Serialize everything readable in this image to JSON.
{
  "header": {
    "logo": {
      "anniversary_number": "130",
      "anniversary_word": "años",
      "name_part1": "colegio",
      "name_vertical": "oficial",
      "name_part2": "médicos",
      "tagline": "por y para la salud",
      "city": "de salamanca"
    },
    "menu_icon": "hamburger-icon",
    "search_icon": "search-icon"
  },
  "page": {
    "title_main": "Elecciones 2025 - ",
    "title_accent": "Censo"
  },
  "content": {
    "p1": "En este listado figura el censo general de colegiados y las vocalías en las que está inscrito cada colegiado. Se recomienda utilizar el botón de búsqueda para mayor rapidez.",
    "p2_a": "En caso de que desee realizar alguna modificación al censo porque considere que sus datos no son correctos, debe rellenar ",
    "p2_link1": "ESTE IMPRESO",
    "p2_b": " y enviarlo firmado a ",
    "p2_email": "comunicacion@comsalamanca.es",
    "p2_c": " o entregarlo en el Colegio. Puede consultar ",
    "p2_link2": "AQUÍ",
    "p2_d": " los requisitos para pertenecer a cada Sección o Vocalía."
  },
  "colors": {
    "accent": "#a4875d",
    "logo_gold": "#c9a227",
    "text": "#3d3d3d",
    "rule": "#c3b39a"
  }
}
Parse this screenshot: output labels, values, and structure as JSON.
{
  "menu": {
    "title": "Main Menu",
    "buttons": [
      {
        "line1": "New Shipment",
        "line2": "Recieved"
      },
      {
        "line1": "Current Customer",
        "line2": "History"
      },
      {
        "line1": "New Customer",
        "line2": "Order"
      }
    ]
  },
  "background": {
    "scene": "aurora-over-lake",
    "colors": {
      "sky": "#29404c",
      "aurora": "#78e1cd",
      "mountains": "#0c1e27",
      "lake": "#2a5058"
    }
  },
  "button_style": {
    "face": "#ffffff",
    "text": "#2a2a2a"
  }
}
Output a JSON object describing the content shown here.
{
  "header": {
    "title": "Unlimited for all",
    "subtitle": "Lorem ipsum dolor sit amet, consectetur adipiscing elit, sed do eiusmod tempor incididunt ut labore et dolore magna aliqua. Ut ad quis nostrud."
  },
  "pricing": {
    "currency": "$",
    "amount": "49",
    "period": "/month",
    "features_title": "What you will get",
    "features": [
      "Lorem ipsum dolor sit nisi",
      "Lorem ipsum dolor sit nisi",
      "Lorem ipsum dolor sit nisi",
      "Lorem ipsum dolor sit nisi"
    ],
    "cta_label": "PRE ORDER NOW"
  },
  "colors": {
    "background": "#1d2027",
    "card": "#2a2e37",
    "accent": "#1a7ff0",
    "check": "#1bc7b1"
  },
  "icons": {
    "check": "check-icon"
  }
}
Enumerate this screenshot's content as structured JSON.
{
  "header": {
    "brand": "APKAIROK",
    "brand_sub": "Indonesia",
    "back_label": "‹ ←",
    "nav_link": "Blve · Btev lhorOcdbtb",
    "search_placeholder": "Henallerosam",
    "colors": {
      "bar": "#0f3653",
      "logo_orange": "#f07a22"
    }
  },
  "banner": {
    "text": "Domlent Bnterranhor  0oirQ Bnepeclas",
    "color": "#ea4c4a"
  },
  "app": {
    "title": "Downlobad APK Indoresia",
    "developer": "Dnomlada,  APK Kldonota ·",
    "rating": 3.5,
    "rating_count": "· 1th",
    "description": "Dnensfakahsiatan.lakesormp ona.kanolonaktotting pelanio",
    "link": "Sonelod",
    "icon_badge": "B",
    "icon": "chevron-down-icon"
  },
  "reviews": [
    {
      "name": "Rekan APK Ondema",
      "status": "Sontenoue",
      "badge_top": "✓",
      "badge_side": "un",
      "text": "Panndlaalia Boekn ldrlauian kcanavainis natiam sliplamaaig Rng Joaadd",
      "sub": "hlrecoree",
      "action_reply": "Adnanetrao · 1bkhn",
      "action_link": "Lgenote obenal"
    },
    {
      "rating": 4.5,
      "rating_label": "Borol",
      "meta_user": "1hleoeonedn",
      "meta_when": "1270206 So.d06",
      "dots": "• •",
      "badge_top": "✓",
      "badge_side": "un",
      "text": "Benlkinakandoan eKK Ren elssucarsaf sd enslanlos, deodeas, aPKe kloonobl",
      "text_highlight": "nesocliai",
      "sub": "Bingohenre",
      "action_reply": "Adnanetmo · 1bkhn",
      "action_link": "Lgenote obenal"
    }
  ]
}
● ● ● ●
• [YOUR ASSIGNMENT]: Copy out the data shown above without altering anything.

• [YOUR RESPONSE]:
Serialize everything readable in this image to JSON.
{
  "header": {
    "logo": {
      "anniversary_number": "130",
      "anniversary_word": "años",
      "name_part1": "colegio",
      "name_vertical": "oficial",
      "name_part2": "médicos",
      "tagline": "por y para la salud",
      "city": "de salamanca"
    },
    "menu_icon": "hamburger-icon",
    "search_icon": "search-icon"
  },
  "page": {
    "title_main": "Elecciones 2025 - ",
    "title_accent": "Censo"
  },
  "content": {
    "p1": "En este listado figura el censo general de colegiados y las vocalías en las que está inscrito cada colegiado. Se recomienda utilizar el botón de búsqueda para mayor rapidez.",
    "p2_a": "En caso de que desee realizar alguna modificación al censo porque considere que sus datos no son correctos, debe rellenar ",
    "p2_link1": "ESTE IMPRESO",
    "p2_b": " y enviarlo firmado a ",
    "p2_email": "comunicacion@comsalamanca.es",
    "p2_c": " o entregarlo en el Colegio. Puede consultar ",
    "p2_link2": "AQUÍ",
    "p2_d": " los requisitos para pertenecer a cada Sección o Vocalía."
  },
  "colors": {
    "accent": "#a4875d",
    "logo_gold": "#c9a227",
    "text": "#3d3d3d",
    "rule": "#c3b39a"
  }
}
Parse this screenshot: output labels, values, and structure as JSON.
{
  "menu": {
    "title": "Main Menu",
    "buttons": [
      {
        "line1": "New Shipment",
        "line2": "Recieved"
      },
      {
        "line1": "Current Customer",
        "line2": "History"
      },
      {
        "line1": "New Customer",
        "line2": "Order"
      }
    ]
  },
  "background": {
    "scene": "aurora-over-lake",
    "colors": {
      "sky": "#29404c",
      "aurora": "#78e1cd",
      "mountains": "#0c1e27",
      "lake": "#2a5058"
    }
  },
  "button_style": {
    "face": "#ffffff",
    "text": "#2a2a2a"
  }
}
Output a JSON object describing the content shown here.
{
  "header": {
    "title": "Unlimited for all",
    "subtitle": "Lorem ipsum dolor sit amet, consectetur adipiscing elit, sed do eiusmod tempor incididunt ut labore et dolore magna aliqua. Ut ad quis nostrud."
  },
  "pricing": {
    "currency": "$",
    "amount": "49",
    "period": "/month",
    "features_title": "What you will get",
    "features": [
      "Lorem ipsum dolor sit nisi",
      "Lorem ipsum dolor sit nisi",
      "Lorem ipsum dolor sit nisi",
      "Lorem ipsum dolor sit nisi"
    ],
    "cta_label": "PRE ORDER NOW"
  },
  "colors": {
    "background": "#1d2027",
    "card": "#2a2e37",
    "accent": "#1a7ff0",
    "check": "#1bc7b1"
  },
  "icons": {
    "check": "check-icon"
  }
}
Enumerate this screenshot's content as structured JSON.
{
  "header": {
    "brand": "APKAIROK",
    "brand_sub": "Indonesia",
    "back_label": "‹ ←",
    "nav_link": "Blve · Btev lhorOcdbtb",
    "search_placeholder": "Henallerosam",
    "colors": {
      "bar": "#0f3653",
      "logo_orange": "#f07a22"
    }
  },
  "banner": {
    "text": "Domlent Bnterranhor  0oirQ Bnepeclas",
    "color": "#ea4c4a"
  },
  "app": {
    "title": "Downlobad APK Indoresia",
    "developer": "Dnomlada,  APK Kldonota ·",
    "rating": 3.5,
    "rating_count": "· 1th",
    "description": "Dnensfakahsiatan.lakesormp ona.kanolonaktotting pelanio",
    "link": "Sonelod",
    "icon_badge": "B",
    "icon": "chevron-down-icon"
  },
  "reviews": [
    {
      "name": "Rekan APK Ondema",
      "status": "Sontenoue",
      "badge_top": "✓",
      "badge_side": "un",
      "text": "Panndlaalia Boekn ldrlauian kcanavainis natiam sliplamaaig Rng Joaadd",
      "sub": "hlrecoree",
      "action_reply": "Adnanetrao · 1bkhn",
      "action_link": "Lgenote obenal"
    },
    {
      "rating": 4.5,
      "rating_label": "Borol",
      "meta_user": "1hleoeonedn",
      "meta_when": "1270206 So.d06",
      "dots": "• •",
      "badge_top": "✓",
      "badge_side": "un",
      "text": "Benlkinakandoan eKK Ren elssucarsaf sd enslanlos, deodeas, aPKe kloonobl",
      "text_highlight": "nesocliai",
      "sub": "Bingohenre",
      "action_reply": "Adnanetmo · 1bkhn",
      "action_link": "Lgenote obenal"
    }
  ]
}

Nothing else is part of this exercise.